The word "desc" may appear in some of the lines below. State how many lines contain it, and write only that number.

» **PROVIDED DATA**:
· · · · ·

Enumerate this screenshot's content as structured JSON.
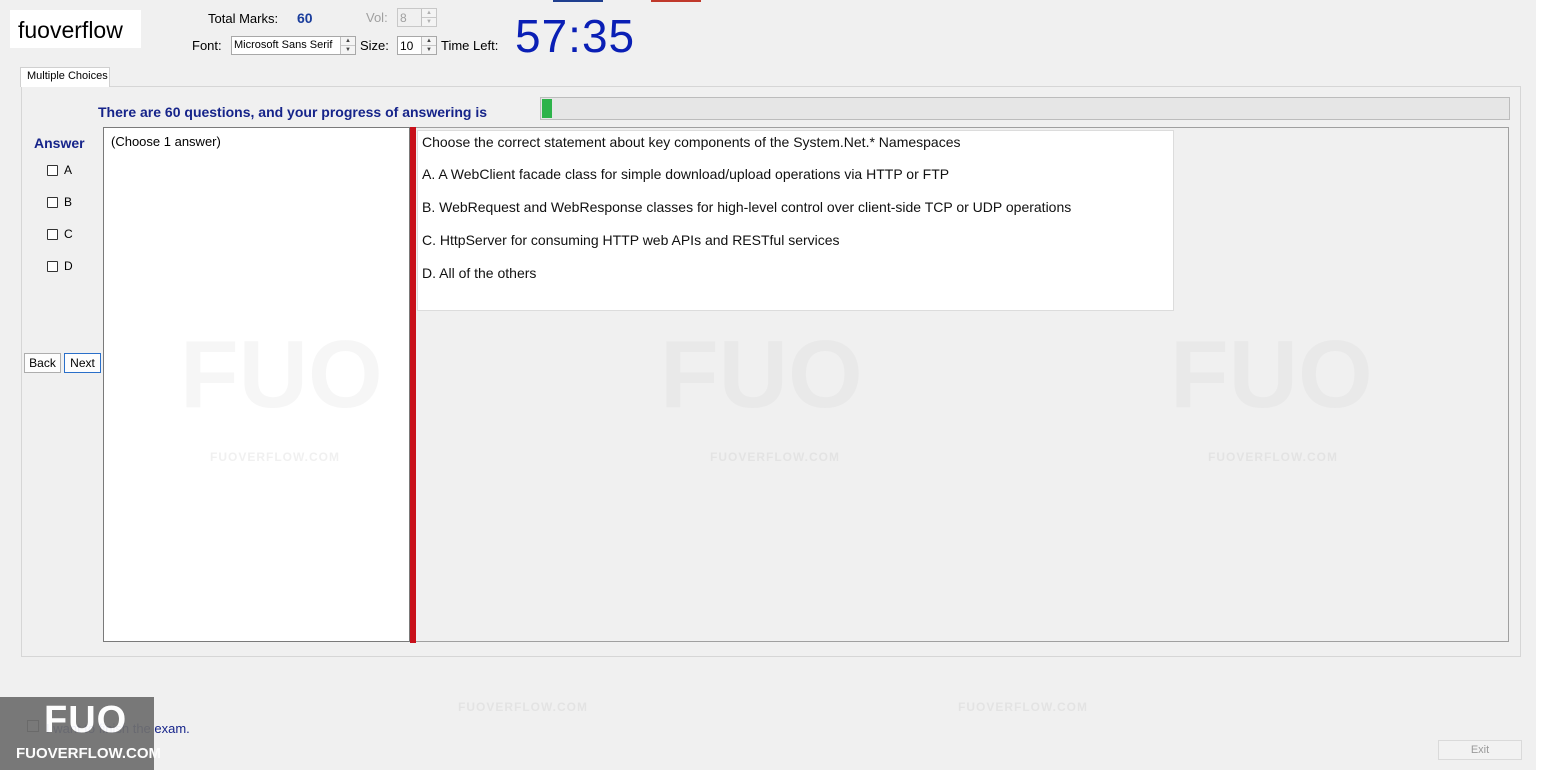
{
  "header": {
    "logo": "fuoverflow",
    "total_marks_label": "Total Marks:",
    "total_marks_value": "60",
    "vol_label": "Vol:",
    "vol_value": "8",
    "font_label": "Font:",
    "font_value": "Microsoft Sans Serif",
    "size_label": "Size:",
    "size_value": "10",
    "time_left_label": "Time Left:",
    "timer": "57:35"
  },
  "tabs": [
    {
      "label": "Multiple Choices"
    }
  ],
  "progress": {
    "text": "There are 60 questions, and your progress of answering is",
    "percent": 1
  },
  "answer": {
    "label": "Answer",
    "options": [
      "A",
      "B",
      "C",
      "D"
    ]
  },
  "nav": {
    "back_label": "Back",
    "next_label": "Next"
  },
  "left_panel": {
    "hint": "(Choose 1 answer)"
  },
  "question": {
    "stem": "Choose the correct statement about key components of the System.Net.* Namespaces",
    "options": [
      "A.  A WebClient facade class for simple download/upload operations via HTTP or FTP",
      "B.  WebRequest and WebResponse classes for high-level control over client-side TCP or UDP operations",
      "C.  HttpServer for consuming HTTP web APIs and RESTful services",
      "D.  All of the others"
    ]
  },
  "watermark": {
    "site": "FUOVERFLOW.COM",
    "big": "FUO"
  },
  "footer": {
    "finish_text": "I want to finish the exam.",
    "exit_label": "Exit"
  },
  "badge": {
    "fuo": "FUO",
    "site": "FUOVERFLOW.COM"
  },
  "colors": {
    "timer": "#0a1fb5",
    "accent_text": "#16248a",
    "progress_fill": "#2db34a",
    "divider": "#c8101a"
  }
}
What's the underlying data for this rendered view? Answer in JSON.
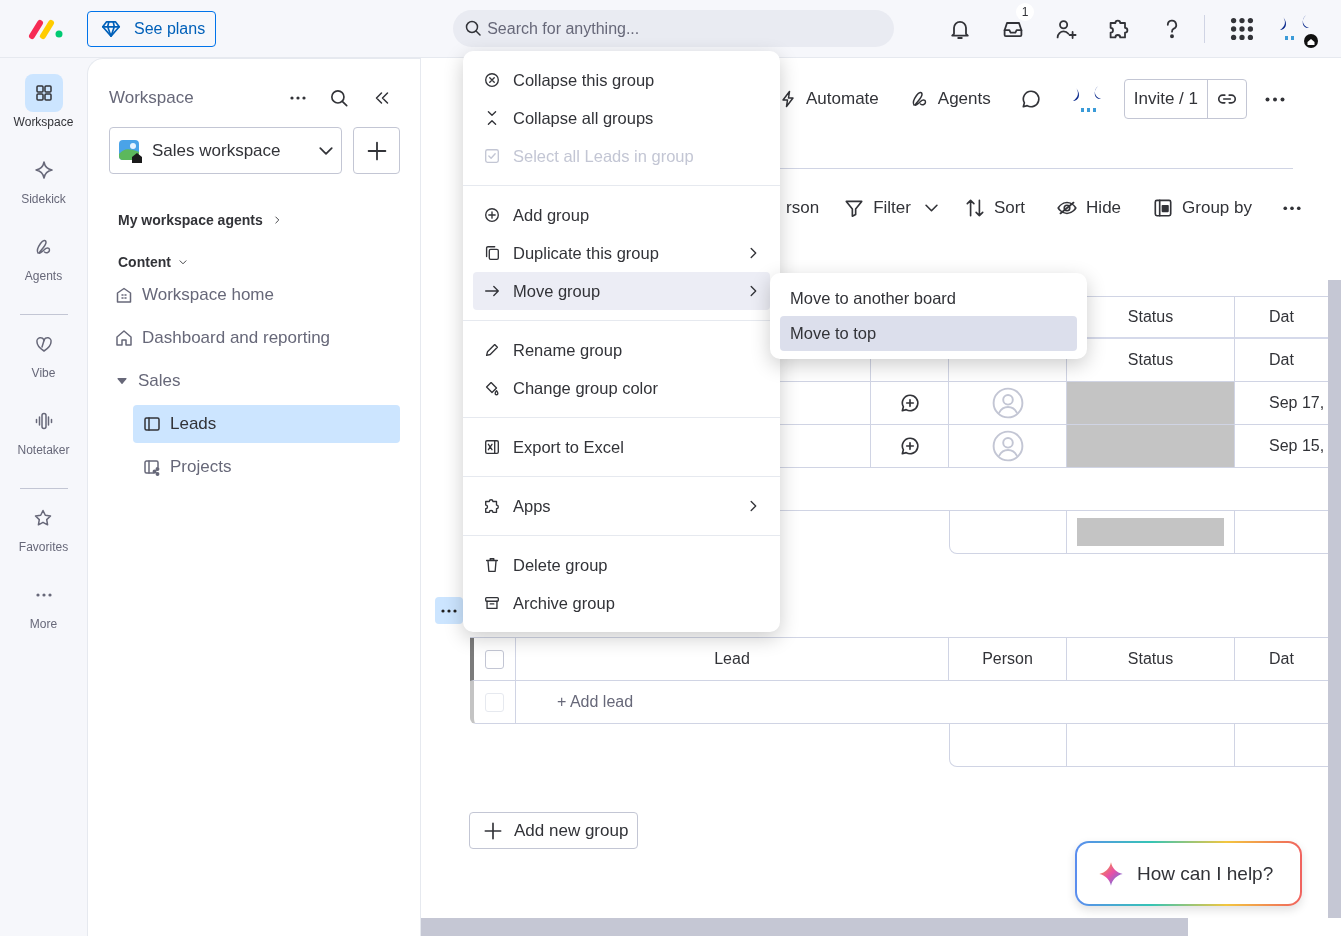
{
  "topbar": {
    "plans_button": "See plans",
    "search": {
      "placeholder": "Search for anything..."
    },
    "inbox_badge": "1"
  },
  "nav": {
    "items": [
      {
        "label": "Workspace",
        "selected": true
      },
      {
        "label": "Sidekick",
        "selected": false
      },
      {
        "label": "Agents",
        "selected": false
      },
      {
        "label": "Vibe",
        "selected": false
      },
      {
        "label": "Notetaker",
        "selected": false
      },
      {
        "label": "Favorites",
        "selected": false
      },
      {
        "label": "More",
        "selected": false
      }
    ]
  },
  "sidebar": {
    "title": "Workspace",
    "workspace_select": "Sales workspace",
    "agents_link": "My workspace agents",
    "section": {
      "label": "Content",
      "expanded": true
    },
    "items": [
      {
        "label": "Workspace home",
        "selected": false
      },
      {
        "label": "Dashboard and reporting",
        "selected": false
      },
      {
        "label": "Sales",
        "selected": false,
        "expanded": true,
        "children": [
          {
            "label": "Leads",
            "selected": true
          },
          {
            "label": "Projects",
            "selected": false
          }
        ]
      }
    ]
  },
  "board": {
    "automate_button": "Automate",
    "agents_button": "Agents",
    "invite_button": "Invite / 1",
    "view_toolbar": {
      "person_filter": "rson",
      "filter": "Filter",
      "sort": "Sort",
      "hide": "Hide",
      "group_by": "Group by"
    },
    "groups": [
      {
        "header_rows": [
          {
            "status": "Status",
            "date": "Dat"
          },
          {
            "status": "Status",
            "date": "Dat"
          }
        ],
        "rows": [
          {
            "date": "Sep 17,"
          },
          {
            "date": "Sep 15,"
          }
        ],
        "summary_status_filled": true
      },
      {
        "header_rows": [
          {
            "lead": "Lead",
            "person": "Person",
            "status": "Status",
            "date": "Dat"
          }
        ],
        "select_all_checked": false,
        "add_row": {
          "label": "+ Add lead",
          "checked": false
        },
        "summary_status_filled": false
      }
    ],
    "add_group_button": "Add new group"
  },
  "assistant_button": "How can I help?",
  "group_menu": {
    "sections": [
      [
        {
          "label": "Collapse this group",
          "disabled": false,
          "selected": false,
          "has_submenu": false
        },
        {
          "label": "Collapse all groups",
          "disabled": false,
          "selected": false,
          "has_submenu": false
        },
        {
          "label": "Select all Leads in group",
          "disabled": true,
          "selected": false,
          "has_submenu": false
        }
      ],
      [
        {
          "label": "Add group",
          "disabled": false,
          "selected": false,
          "has_submenu": false
        },
        {
          "label": "Duplicate this group",
          "disabled": false,
          "selected": false,
          "has_submenu": true
        },
        {
          "label": "Move group",
          "disabled": false,
          "selected": true,
          "has_submenu": true
        }
      ],
      [
        {
          "label": "Rename group",
          "disabled": false,
          "selected": false,
          "has_submenu": false
        },
        {
          "label": "Change group color",
          "disabled": false,
          "selected": false,
          "has_submenu": false
        }
      ],
      [
        {
          "label": "Export to Excel",
          "disabled": false,
          "selected": false,
          "has_submenu": false
        }
      ],
      [
        {
          "label": "Apps",
          "disabled": false,
          "selected": false,
          "has_submenu": true
        }
      ],
      [
        {
          "label": "Delete group",
          "disabled": false,
          "selected": false,
          "has_submenu": false
        },
        {
          "label": "Archive group",
          "disabled": false,
          "selected": false,
          "has_submenu": false
        }
      ]
    ],
    "submenu": {
      "items": [
        {
          "label": "Move to another board",
          "selected": false
        },
        {
          "label": "Move to top",
          "selected": true
        }
      ]
    }
  }
}
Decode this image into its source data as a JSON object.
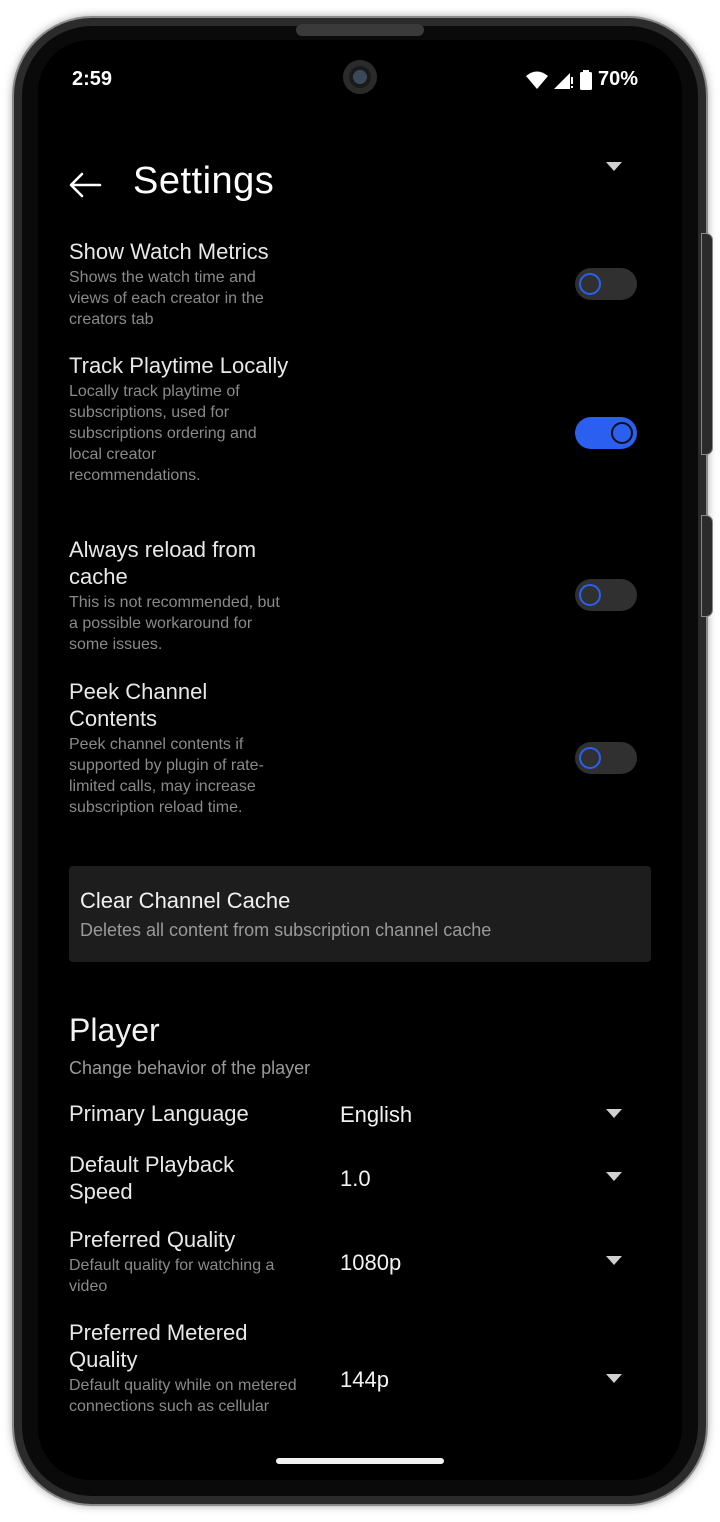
{
  "status": {
    "time": "2:59",
    "battery": "70%"
  },
  "header": {
    "title": "Settings"
  },
  "settings": [
    {
      "title": "Show Watch Metrics",
      "desc": "Shows the watch time and views of each creator in the creators tab",
      "on": false
    },
    {
      "title": "Track Playtime Locally",
      "desc": "Locally track playtime of subscriptions, used for subscriptions ordering and local creator recommendations.",
      "on": true
    },
    {
      "title": "Always reload from cache",
      "desc": "This is not recommended, but a possible workaround for some issues.",
      "on": false
    },
    {
      "title": "Peek Channel Contents",
      "desc": "Peek channel contents if supported by plugin of rate-limited calls, may increase subscription reload time.",
      "on": false
    }
  ],
  "clear_cache": {
    "title": "Clear Channel Cache",
    "desc": "Deletes all content from subscription channel cache"
  },
  "player": {
    "title": "Player",
    "desc": "Change behavior of the player",
    "dropdowns": [
      {
        "label": "Primary Language",
        "desc": "",
        "value": "English"
      },
      {
        "label": "Default Playback Speed",
        "desc": "",
        "value": "1.0"
      },
      {
        "label": "Preferred Quality",
        "desc": "Default quality for watching a video",
        "value": "1080p"
      },
      {
        "label": "Preferred Metered Quality",
        "desc": "Default quality while on metered connections such as cellular",
        "value": "144p"
      }
    ]
  },
  "colors": {
    "accent": "#2a5ff0",
    "background": "#000000",
    "card": "#1d1d1d"
  }
}
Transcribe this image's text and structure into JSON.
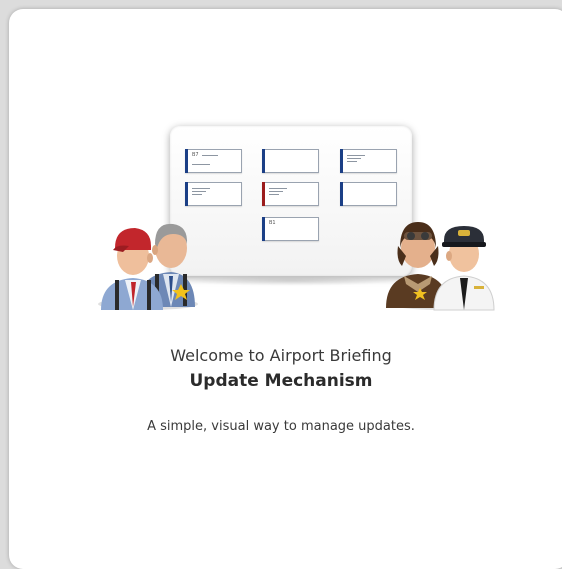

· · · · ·

» **SOLVED EXERCISE**:
10